• [What you have to do]: Reproduce all entries verbatim, with nothing added or dropped.
↓↓↓
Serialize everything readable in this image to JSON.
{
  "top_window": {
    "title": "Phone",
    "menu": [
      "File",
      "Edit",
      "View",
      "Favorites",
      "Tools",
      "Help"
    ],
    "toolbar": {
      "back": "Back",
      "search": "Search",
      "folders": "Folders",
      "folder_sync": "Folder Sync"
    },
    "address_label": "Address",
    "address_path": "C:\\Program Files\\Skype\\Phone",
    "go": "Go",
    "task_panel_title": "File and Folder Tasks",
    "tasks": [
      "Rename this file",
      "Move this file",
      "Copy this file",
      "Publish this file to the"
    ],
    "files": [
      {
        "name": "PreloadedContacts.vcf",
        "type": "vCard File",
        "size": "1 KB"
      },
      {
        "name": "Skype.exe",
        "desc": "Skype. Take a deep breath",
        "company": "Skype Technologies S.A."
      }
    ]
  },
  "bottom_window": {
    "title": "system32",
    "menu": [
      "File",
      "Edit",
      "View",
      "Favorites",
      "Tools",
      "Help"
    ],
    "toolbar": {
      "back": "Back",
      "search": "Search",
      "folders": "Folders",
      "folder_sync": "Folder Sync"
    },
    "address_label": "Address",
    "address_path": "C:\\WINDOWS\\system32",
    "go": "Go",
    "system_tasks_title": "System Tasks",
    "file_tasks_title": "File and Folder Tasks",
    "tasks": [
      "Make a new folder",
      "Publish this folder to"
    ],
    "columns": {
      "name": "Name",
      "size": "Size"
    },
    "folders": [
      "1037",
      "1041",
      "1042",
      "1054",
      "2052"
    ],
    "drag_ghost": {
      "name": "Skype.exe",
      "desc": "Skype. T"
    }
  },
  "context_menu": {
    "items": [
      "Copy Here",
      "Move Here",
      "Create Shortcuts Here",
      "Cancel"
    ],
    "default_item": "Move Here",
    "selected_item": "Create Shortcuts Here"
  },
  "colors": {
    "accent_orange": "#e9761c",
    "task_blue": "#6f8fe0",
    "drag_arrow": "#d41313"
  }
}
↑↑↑
• [Completed exercise]:
Serialize everything readable in this image to JSON.
{
  "top_window": {
    "title": "Phone",
    "menu": [
      "File",
      "Edit",
      "View",
      "Favorites",
      "Tools",
      "Help"
    ],
    "toolbar": {
      "back": "Back",
      "search": "Search",
      "folders": "Folders",
      "folder_sync": "Folder Sync"
    },
    "address_label": "Address",
    "address_path": "C:\\Program Files\\Skype\\Phone",
    "go": "Go",
    "task_panel_title": "File and Folder Tasks",
    "tasks": [
      "Rename this file",
      "Move this file",
      "Copy this file",
      "Publish this file to the"
    ],
    "files": [
      {
        "name": "PreloadedContacts.vcf",
        "type": "vCard File",
        "size": "1 KB"
      },
      {
        "name": "Skype.exe",
        "desc": "Skype. Take a deep breath",
        "company": "Skype Technologies S.A."
      }
    ]
  },
  "bottom_window": {
    "title": "system32",
    "menu": [
      "File",
      "Edit",
      "View",
      "Favorites",
      "Tools",
      "Help"
    ],
    "toolbar": {
      "back": "Back",
      "search": "Search",
      "folders": "Folders",
      "folder_sync": "Folder Sync"
    },
    "address_label": "Address",
    "address_path": "C:\\WINDOWS\\system32",
    "go": "Go",
    "system_tasks_title": "System Tasks",
    "file_tasks_title": "File and Folder Tasks",
    "tasks": [
      "Make a new folder",
      "Publish this folder to"
    ],
    "columns": {
      "name": "Name",
      "size": "Size"
    },
    "folders": [
      "1037",
      "1041",
      "1042",
      "1054",
      "2052"
    ],
    "drag_ghost": {
      "name": "Skype.exe",
      "desc": "Skype. T"
    }
  },
  "context_menu": {
    "items": [
      "Copy Here",
      "Move Here",
      "Create Shortcuts Here",
      "Cancel"
    ],
    "default_item": "Move Here",
    "selected_item": "Create Shortcuts Here"
  },
  "colors": {
    "accent_orange": "#e9761c",
    "task_blue": "#6f8fe0",
    "drag_arrow": "#d41313"
  }
}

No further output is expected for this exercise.